Supplied records START
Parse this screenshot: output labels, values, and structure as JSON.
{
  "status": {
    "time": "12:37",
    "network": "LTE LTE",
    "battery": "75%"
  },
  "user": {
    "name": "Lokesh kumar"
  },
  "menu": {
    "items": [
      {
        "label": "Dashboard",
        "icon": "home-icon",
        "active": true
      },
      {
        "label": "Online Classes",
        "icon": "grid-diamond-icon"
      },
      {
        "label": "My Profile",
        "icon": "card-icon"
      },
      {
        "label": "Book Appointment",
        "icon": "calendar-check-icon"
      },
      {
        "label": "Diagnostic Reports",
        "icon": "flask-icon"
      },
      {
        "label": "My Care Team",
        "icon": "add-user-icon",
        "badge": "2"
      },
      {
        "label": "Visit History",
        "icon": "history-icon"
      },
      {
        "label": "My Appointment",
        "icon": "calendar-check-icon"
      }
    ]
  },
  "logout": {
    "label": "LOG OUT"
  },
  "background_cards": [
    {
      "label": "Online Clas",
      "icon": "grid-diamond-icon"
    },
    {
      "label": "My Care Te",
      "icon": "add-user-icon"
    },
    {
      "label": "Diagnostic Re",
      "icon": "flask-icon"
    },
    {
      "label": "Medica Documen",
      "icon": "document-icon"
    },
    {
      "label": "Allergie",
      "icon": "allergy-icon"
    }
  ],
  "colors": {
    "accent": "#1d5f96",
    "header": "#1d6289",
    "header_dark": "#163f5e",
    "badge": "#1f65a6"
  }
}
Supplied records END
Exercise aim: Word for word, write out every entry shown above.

Solution to this problem:
Parse this screenshot: output labels, values, and structure as JSON.
{
  "status": {
    "time": "12:37",
    "network": "LTE LTE",
    "battery": "75%"
  },
  "user": {
    "name": "Lokesh kumar"
  },
  "menu": {
    "items": [
      {
        "label": "Dashboard",
        "icon": "home-icon",
        "active": true
      },
      {
        "label": "Online Classes",
        "icon": "grid-diamond-icon"
      },
      {
        "label": "My Profile",
        "icon": "card-icon"
      },
      {
        "label": "Book Appointment",
        "icon": "calendar-check-icon"
      },
      {
        "label": "Diagnostic Reports",
        "icon": "flask-icon"
      },
      {
        "label": "My Care Team",
        "icon": "add-user-icon",
        "badge": "2"
      },
      {
        "label": "Visit History",
        "icon": "history-icon"
      },
      {
        "label": "My Appointment",
        "icon": "calendar-check-icon"
      }
    ]
  },
  "logout": {
    "label": "LOG OUT"
  },
  "background_cards": [
    {
      "label": "Online Clas",
      "icon": "grid-diamond-icon"
    },
    {
      "label": "My Care Te",
      "icon": "add-user-icon"
    },
    {
      "label": "Diagnostic Re",
      "icon": "flask-icon"
    },
    {
      "label": "Medica Documen",
      "icon": "document-icon"
    },
    {
      "label": "Allergie",
      "icon": "allergy-icon"
    }
  ],
  "colors": {
    "accent": "#1d5f96",
    "header": "#1d6289",
    "header_dark": "#163f5e",
    "badge": "#1f65a6"
  }
}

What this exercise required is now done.